In full and without error, repeat the entries below.

===== SOURCE RECORDS =====

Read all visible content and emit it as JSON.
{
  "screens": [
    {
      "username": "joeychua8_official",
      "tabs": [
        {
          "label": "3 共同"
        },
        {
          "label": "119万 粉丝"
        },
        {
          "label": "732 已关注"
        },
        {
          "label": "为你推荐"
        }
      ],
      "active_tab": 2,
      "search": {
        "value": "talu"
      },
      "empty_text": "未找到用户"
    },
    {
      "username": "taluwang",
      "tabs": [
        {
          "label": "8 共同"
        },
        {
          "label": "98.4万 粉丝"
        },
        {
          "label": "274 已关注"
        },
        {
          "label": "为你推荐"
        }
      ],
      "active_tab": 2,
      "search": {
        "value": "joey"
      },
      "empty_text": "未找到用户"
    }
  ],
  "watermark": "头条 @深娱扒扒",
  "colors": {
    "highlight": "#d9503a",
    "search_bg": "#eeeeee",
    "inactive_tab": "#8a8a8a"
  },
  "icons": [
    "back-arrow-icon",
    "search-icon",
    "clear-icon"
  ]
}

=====

EXPECTED ANSWER —
Read all visible content and emit it as JSON.
{
  "screens": [
    {
      "username": "joeychua8_official",
      "tabs": [
        {
          "label": "3 共同"
        },
        {
          "label": "119万 粉丝"
        },
        {
          "label": "732 已关注"
        },
        {
          "label": "为你推荐"
        }
      ],
      "active_tab": 2,
      "search": {
        "value": "talu"
      },
      "empty_text": "未找到用户"
    },
    {
      "username": "taluwang",
      "tabs": [
        {
          "label": "8 共同"
        },
        {
          "label": "98.4万 粉丝"
        },
        {
          "label": "274 已关注"
        },
        {
          "label": "为你推荐"
        }
      ],
      "active_tab": 2,
      "search": {
        "value": "joey"
      },
      "empty_text": "未找到用户"
    }
  ],
  "watermark": "头条 @深娱扒扒",
  "colors": {
    "highlight": "#d9503a",
    "search_bg": "#eeeeee",
    "inactive_tab": "#8a8a8a"
  },
  "icons": [
    "back-arrow-icon",
    "search-icon",
    "clear-icon"
  ]
}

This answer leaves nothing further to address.